▶ Dataset extract:
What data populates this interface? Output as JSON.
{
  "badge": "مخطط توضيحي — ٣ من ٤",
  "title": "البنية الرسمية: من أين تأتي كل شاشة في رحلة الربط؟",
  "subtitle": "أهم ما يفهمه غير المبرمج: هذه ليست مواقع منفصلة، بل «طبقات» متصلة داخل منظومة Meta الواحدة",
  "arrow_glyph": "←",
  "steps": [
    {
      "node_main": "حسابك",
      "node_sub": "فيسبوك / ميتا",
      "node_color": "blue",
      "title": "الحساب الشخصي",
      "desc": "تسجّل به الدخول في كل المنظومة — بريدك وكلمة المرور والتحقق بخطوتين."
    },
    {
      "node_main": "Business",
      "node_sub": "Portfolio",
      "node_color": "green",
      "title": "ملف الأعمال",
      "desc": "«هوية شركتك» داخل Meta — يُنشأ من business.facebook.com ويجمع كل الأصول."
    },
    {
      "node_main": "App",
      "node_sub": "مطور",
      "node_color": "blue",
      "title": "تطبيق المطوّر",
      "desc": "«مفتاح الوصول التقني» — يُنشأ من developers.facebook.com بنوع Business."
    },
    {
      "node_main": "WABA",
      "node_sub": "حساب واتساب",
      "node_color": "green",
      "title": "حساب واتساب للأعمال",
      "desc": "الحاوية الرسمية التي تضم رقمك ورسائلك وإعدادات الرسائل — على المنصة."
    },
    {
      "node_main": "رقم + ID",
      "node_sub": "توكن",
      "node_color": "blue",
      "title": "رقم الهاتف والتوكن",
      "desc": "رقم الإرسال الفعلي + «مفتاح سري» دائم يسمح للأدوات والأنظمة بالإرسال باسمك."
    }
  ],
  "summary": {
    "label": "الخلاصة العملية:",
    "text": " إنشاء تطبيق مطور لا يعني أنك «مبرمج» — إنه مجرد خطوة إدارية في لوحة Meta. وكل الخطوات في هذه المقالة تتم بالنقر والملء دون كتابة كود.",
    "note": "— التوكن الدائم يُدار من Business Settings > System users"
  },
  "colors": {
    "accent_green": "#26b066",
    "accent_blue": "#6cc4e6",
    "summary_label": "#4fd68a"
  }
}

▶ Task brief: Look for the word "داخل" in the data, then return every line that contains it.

▶ Your response:
  "subtitle": "أهم ما يفهمه غير المبرمج: هذه ليست مواقع منفصلة، بل «طبقات» متصلة داخل منظومة Meta الواحدة",
      "desc": "«هوية شركتك» داخل Meta — يُنشأ من business.facebook.com ويجمع كل الأصول."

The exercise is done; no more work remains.